An exact reproduction of the listing, minus the pictures, is the required output.

**** Extracted information ****

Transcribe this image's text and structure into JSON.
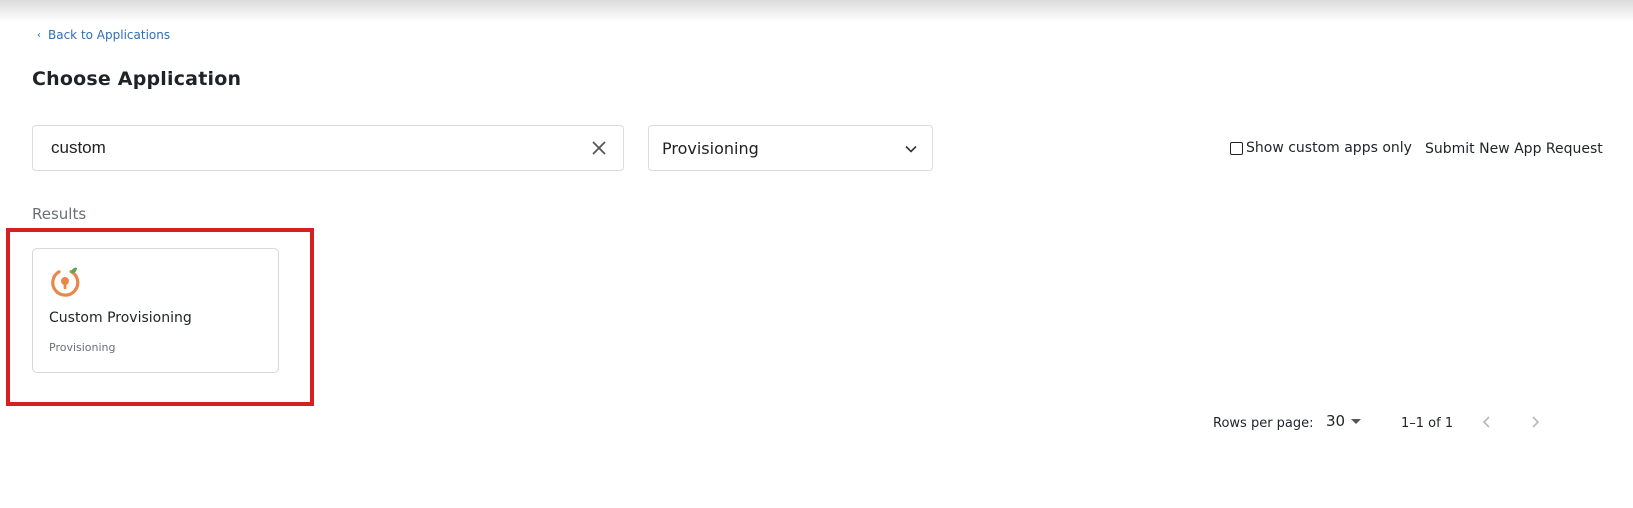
{
  "nav": {
    "back_label": "Back to Applications"
  },
  "header": {
    "title": "Choose Application"
  },
  "filters": {
    "search_value": "custom",
    "category_selected": "Provisioning",
    "custom_only_label": "Show custom apps only",
    "custom_only_checked": false,
    "submit_request_label": "Submit New App Request"
  },
  "results": {
    "label": "Results",
    "items": [
      {
        "name": "Custom Provisioning",
        "category": "Provisioning",
        "icon": "keyhole-provisioning-icon"
      }
    ]
  },
  "pagination": {
    "rows_per_page_label": "Rows per page:",
    "rows_per_page_value": "30",
    "range_label": "1–1 of 1"
  },
  "colors": {
    "link": "#2f6fb5",
    "highlight": "#d42020",
    "icon_orange": "#e8874a",
    "icon_green": "#5aa64a"
  }
}
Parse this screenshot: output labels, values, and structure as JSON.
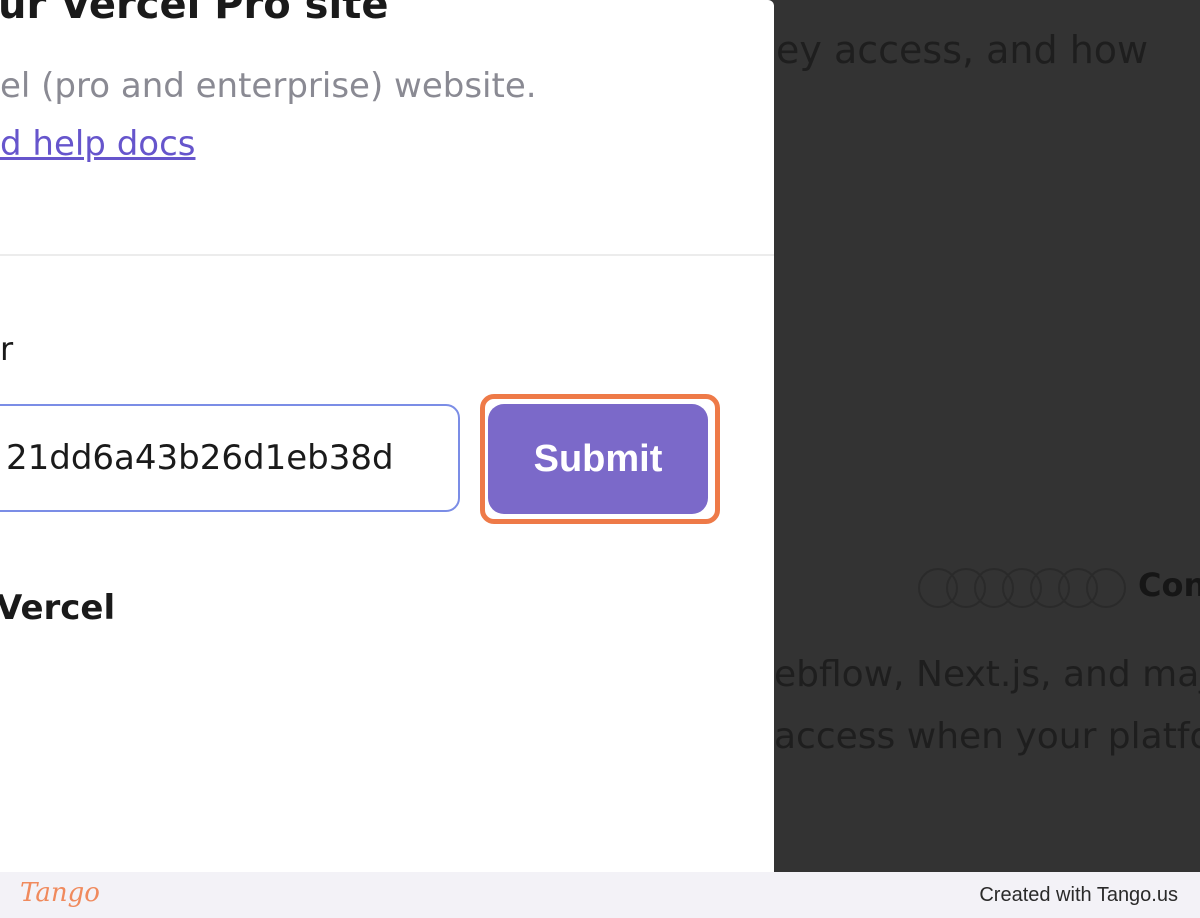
{
  "modal": {
    "title": "ur Vercel Pro site",
    "description": "el (pro and enterprise) website.",
    "help_link": "d help docs",
    "field_label": "r",
    "key_input_value": "21dd6a43b26d1eb38d",
    "submit_label": "Submit",
    "section_heading": "Vercel"
  },
  "background_page": {
    "line1": "ey access, and how",
    "line2": "ebflow, Next.js, and maj",
    "line3": "access when your platfo",
    "logos_label": "Con",
    "logo_icons": [
      "shopify-icon",
      "wix-icon",
      "puzzle-icon",
      "squarespace-icon",
      "google-icon",
      "dark-circle-icon",
      "google-cloud-icon"
    ]
  },
  "footer": {
    "logo": "Tango",
    "credit": "Created with Tango.us"
  },
  "colors": {
    "accent": "#7b69c9",
    "link": "#6655cc",
    "highlight": "#ee7a48",
    "input_border": "#7b8de6",
    "overlay": "#333333"
  }
}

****

• [Result for this exercise]
Transcribe this image's text and structure into JSON.
{
  "nav": {
    "back_label": "Back to Applications"
  },
  "header": {
    "title": "Choose Application"
  },
  "filters": {
    "search_value": "custom",
    "category_selected": "Provisioning",
    "custom_only_label": "Show custom apps only",
    "custom_only_checked": false,
    "submit_request_label": "Submit New App Request"
  },
  "results": {
    "label": "Results",
    "items": [
      {
        "name": "Custom Provisioning",
        "category": "Provisioning",
        "icon": "keyhole-provisioning-icon"
      }
    ]
  },
  "pagination": {
    "rows_per_page_label": "Rows per page:",
    "rows_per_page_value": "30",
    "range_label": "1–1 of 1"
  },
  "colors": {
    "link": "#2f6fb5",
    "highlight": "#d42020",
    "icon_orange": "#e8874a",
    "icon_green": "#5aa64a"
  }
}
Parse this screenshot: output labels, values, and structure as JSON.
{
  "modal": {
    "title": "ur Vercel Pro site",
    "description": "el (pro and enterprise) website.",
    "help_link": "d help docs",
    "field_label": "r",
    "key_input_value": "21dd6a43b26d1eb38d",
    "submit_label": "Submit",
    "section_heading": "Vercel"
  },
  "background_page": {
    "line1": "ey access, and how",
    "line2": "ebflow, Next.js, and maj",
    "line3": "access when your platfo",
    "logos_label": "Con",
    "logo_icons": [
      "shopify-icon",
      "wix-icon",
      "puzzle-icon",
      "squarespace-icon",
      "google-icon",
      "dark-circle-icon",
      "google-cloud-icon"
    ]
  },
  "footer": {
    "logo": "Tango",
    "credit": "Created with Tango.us"
  },
  "colors": {
    "accent": "#7b69c9",
    "link": "#6655cc",
    "highlight": "#ee7a48",
    "input_border": "#7b8de6",
    "overlay": "#333333"
  }
}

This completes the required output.